What are Altmetrics (sometimes called Altimetrics)? "Altmetrics, or alternative metrics, are new measures that take into account online reader behavior, network interactions with content, and social media. Altmetrics are meant to complement, not completely replace, traditional impact measures and are measures of online attention and engagement" (Measuring Research Impact: Altmetrics, Berkeley Library, University of California). See also Altmetrics, Duke University Medical Center Library.
Most altmetrics aggregators have so far targeted the sciences.
- Altmetric is perhaps the most popular aggregator of the social web. Its "doughnut" tracks blog posts, invited lectures, and other contributions not traditionally measured (e.g., Mendeley saves, tweets, and "likes"). Altmetric serves as a B-to-B solution for the publishing industry, but see these free tools available to scholars including Altmetric Bookmarklet.
- Dimensions.ai includes citation counts and provides another way to to gain access to Altmetric's doughtnut. Click here to search.

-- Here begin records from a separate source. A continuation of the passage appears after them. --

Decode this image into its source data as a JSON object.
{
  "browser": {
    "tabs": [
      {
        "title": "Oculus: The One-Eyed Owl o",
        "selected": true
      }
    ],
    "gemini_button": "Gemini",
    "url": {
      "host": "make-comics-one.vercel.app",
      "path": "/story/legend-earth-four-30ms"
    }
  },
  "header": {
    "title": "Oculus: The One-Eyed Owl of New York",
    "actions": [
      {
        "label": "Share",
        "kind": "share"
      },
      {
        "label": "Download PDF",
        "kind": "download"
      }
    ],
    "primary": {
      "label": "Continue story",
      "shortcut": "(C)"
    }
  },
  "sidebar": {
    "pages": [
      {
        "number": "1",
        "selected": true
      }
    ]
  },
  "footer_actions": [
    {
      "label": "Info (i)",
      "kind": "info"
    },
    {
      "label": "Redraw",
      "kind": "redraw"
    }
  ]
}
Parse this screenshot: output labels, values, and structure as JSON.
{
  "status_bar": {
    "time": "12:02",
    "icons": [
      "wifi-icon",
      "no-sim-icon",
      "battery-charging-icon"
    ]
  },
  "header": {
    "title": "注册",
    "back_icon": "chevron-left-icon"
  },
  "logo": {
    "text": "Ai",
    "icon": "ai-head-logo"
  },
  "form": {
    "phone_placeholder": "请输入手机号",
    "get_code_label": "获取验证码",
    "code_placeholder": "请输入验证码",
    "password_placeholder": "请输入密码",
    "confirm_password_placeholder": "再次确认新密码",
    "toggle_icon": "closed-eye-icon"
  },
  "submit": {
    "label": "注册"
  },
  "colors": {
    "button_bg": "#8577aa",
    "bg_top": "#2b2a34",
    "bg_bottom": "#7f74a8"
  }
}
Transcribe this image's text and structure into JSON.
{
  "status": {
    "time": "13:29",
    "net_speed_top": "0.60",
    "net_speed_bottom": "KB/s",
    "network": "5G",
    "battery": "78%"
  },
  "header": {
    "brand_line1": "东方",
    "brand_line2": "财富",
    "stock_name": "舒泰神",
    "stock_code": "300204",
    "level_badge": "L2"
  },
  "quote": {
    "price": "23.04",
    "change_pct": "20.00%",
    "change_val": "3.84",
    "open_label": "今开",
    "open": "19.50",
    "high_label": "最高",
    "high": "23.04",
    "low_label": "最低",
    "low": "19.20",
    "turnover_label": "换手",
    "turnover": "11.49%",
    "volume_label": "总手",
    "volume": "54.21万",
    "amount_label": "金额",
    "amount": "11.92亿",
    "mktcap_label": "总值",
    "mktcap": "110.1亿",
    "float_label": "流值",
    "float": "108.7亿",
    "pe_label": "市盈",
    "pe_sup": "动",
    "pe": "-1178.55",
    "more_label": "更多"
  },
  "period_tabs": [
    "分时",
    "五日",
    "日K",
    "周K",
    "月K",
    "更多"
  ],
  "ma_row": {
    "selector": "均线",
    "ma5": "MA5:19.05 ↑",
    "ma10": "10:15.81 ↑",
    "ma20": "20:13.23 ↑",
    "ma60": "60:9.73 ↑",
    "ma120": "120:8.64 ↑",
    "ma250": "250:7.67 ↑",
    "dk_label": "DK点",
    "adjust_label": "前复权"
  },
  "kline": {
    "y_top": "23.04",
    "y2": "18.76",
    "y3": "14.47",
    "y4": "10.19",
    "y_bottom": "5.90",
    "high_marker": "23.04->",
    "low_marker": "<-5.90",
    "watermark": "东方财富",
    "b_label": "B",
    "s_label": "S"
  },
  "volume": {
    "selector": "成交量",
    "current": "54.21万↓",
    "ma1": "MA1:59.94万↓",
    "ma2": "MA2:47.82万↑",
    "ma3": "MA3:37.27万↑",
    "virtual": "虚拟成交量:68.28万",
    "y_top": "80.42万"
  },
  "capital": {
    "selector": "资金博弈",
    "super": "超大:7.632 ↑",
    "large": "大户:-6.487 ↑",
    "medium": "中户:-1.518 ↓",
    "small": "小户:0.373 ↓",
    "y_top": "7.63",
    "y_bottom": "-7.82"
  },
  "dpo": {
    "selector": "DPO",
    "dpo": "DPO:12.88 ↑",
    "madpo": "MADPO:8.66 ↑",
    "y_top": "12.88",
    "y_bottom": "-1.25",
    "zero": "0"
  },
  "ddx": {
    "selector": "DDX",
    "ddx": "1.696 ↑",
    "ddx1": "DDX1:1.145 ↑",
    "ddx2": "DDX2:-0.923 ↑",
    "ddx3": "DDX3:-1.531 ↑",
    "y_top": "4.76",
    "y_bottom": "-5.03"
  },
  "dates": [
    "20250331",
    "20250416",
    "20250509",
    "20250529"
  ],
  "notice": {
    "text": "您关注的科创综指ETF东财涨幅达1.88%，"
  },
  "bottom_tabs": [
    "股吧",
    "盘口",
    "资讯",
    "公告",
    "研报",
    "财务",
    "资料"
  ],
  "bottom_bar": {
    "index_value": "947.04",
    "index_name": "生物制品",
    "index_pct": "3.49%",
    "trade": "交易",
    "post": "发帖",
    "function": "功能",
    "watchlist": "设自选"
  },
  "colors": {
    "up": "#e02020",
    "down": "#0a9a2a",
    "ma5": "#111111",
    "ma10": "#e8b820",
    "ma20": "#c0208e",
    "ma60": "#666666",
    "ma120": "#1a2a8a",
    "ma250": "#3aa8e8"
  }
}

- HuMetricsHSS or Humane Metrics Initiative is the only project geared toward the arts, humanities, and social sciences. It offers a "values-based framework" through such indicators as collegiality, quality, equity, openness, and community. As of this writing, HuMetricsHSS is in the "initial, exploratory phase of the project."
- ImpactStory is a "freemium" service for individual scholars that doubles as a site for researcher profiles. Altmetric has more measures.
- Microsoft Academic indexes "scholarly publications discovered and indexed by Bing." It includes citation counts and journal rankings.
- Open Syllabus Project tracks impact in ways that have more in common with traditional citation counts. The "Teaching Score" (TS) is "a numerical indicator of the frequency with which a particular work [e.g., your book] is taught. Overall Teaching Score is based on the rank of the text among citations in the total collection" of syllabi. Use Open Syllabus Explorer to get the TS for your or another scholar's work.
- PlumX Metrics measures five categories — citations, usage, captures, mentions, and social media — to obtain a "plumb print".
Why incorporate alternative metrics into traditional citation analyses? "Citations to published works take several years to appear, measure influence only on a select group of researchers, and are skewed toward the STEM (science, technology, engineering and medicine) fields. In addition, inconsistencies in author and institutional naming systems can lead to incorrect attribution of scholarly works" (Galloway 2013). In short, altmetrics can help to alleviate the shortcomings of traditional citation analysis tools by providing a more nuanced view of a scholar's impact.